## Task description
Look through the lines below, find those with the word "牛牛公式网", and copy them.

## Given records
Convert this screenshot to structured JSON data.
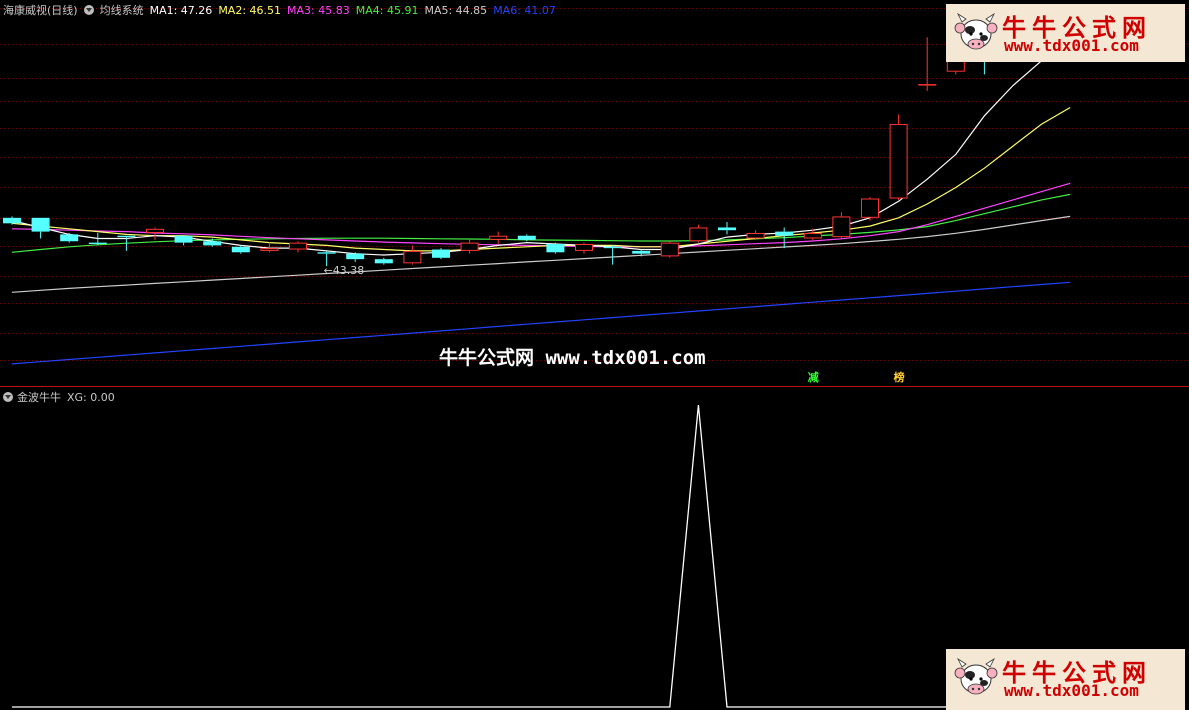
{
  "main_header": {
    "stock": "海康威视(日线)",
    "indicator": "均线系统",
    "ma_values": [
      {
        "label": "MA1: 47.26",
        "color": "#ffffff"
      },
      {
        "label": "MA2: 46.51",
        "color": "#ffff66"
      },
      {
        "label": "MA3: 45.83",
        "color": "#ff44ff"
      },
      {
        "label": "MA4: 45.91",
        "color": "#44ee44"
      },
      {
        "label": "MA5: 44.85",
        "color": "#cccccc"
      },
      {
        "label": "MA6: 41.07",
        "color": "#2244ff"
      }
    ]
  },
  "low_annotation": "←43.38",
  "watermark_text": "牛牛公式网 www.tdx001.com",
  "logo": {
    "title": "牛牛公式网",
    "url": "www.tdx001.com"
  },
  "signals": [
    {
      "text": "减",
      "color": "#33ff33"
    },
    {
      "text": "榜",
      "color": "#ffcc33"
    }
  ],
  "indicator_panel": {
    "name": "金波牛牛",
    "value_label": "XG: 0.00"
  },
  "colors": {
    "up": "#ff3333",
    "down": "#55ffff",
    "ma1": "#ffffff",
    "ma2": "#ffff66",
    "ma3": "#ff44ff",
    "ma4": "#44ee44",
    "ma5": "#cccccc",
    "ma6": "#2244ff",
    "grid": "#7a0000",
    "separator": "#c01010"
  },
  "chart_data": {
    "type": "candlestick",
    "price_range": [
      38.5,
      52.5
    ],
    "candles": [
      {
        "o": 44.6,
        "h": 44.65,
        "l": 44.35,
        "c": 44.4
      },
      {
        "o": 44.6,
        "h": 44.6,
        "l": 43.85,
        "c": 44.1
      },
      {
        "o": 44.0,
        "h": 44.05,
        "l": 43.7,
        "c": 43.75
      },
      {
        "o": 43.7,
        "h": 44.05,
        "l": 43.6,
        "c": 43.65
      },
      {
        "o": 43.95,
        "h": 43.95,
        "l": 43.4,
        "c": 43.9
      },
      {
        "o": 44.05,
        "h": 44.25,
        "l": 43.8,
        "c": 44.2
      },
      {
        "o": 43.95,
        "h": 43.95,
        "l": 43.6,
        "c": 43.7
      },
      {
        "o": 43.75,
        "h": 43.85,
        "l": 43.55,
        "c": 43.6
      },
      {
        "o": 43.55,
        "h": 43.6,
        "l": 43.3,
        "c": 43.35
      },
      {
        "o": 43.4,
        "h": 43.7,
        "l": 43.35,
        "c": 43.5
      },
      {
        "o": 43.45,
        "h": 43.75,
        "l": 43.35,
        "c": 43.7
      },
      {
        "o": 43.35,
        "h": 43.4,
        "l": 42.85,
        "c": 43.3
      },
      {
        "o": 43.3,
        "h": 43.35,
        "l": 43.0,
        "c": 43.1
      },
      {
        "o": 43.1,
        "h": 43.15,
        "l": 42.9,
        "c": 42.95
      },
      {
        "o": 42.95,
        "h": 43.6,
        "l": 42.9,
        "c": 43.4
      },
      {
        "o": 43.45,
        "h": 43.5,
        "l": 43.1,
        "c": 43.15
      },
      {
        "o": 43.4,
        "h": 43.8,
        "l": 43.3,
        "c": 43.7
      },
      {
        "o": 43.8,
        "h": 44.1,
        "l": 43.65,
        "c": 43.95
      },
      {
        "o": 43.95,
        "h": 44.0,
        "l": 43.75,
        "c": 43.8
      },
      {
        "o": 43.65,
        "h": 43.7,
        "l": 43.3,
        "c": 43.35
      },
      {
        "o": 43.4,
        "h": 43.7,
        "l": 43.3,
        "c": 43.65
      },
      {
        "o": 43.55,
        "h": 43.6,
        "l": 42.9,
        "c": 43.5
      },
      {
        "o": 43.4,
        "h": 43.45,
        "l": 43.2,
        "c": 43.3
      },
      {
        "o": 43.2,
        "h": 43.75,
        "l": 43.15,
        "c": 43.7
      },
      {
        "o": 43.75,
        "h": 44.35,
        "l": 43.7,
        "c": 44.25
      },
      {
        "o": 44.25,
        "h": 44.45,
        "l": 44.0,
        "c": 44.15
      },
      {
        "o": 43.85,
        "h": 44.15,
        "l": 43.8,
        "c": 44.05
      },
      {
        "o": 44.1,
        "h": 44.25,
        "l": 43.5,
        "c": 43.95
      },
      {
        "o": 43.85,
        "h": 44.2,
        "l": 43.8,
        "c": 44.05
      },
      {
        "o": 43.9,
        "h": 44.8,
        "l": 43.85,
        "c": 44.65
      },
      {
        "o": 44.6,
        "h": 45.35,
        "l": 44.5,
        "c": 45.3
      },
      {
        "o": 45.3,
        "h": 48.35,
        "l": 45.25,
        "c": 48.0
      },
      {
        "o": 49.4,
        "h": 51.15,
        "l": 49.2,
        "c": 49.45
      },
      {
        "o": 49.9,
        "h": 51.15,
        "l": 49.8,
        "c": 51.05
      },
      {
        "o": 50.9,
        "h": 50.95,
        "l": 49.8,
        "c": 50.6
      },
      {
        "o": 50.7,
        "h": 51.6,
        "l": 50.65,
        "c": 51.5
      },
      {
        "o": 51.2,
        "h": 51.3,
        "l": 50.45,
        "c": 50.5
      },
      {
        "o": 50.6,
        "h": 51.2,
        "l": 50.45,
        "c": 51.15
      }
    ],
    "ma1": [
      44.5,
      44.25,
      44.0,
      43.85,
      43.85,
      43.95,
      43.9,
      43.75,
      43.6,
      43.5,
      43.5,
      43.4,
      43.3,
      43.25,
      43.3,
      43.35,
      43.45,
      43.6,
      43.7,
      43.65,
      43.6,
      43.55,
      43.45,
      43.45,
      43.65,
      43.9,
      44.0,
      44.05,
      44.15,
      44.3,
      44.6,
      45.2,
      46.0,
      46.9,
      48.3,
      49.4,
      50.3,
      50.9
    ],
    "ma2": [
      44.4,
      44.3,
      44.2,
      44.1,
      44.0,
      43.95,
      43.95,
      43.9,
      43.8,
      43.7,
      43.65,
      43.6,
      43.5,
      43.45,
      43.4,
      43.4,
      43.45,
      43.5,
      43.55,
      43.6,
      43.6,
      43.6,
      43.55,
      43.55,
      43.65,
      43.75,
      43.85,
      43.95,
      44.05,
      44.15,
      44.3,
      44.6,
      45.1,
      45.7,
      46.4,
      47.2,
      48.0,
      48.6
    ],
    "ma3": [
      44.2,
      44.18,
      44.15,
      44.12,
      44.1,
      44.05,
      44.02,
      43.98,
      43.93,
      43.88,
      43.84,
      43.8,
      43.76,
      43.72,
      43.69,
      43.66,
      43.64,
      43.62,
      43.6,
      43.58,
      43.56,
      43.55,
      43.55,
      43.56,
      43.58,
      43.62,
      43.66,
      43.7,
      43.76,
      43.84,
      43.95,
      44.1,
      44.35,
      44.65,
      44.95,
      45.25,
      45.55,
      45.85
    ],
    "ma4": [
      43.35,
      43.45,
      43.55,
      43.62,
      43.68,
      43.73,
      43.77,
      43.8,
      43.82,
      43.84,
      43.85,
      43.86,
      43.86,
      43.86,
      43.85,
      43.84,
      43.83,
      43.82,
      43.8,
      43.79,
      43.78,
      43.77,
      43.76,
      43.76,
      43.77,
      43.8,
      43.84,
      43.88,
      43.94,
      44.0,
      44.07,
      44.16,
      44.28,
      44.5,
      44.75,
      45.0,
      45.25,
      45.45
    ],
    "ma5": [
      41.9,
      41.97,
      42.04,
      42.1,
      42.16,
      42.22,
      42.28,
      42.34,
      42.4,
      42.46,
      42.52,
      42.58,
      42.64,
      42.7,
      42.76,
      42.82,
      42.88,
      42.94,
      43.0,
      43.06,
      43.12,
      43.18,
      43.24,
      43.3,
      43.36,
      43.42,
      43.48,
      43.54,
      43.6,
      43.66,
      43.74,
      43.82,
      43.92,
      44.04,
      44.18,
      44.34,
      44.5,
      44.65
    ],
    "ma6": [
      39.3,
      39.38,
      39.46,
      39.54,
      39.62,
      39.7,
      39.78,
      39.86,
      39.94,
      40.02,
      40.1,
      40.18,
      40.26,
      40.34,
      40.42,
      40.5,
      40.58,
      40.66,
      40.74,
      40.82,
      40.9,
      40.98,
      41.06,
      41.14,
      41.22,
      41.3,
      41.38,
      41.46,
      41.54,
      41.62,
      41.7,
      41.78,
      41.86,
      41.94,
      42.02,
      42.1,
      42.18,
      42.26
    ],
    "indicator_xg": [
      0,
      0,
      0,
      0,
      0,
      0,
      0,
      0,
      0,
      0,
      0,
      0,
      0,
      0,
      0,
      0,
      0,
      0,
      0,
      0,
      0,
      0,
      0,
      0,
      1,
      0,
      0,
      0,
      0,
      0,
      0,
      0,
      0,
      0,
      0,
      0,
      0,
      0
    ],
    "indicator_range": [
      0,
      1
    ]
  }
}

## The answer
  "watermark_text": "牛牛公式网 www.tdx001.com",
    "title": "牛牛公式网",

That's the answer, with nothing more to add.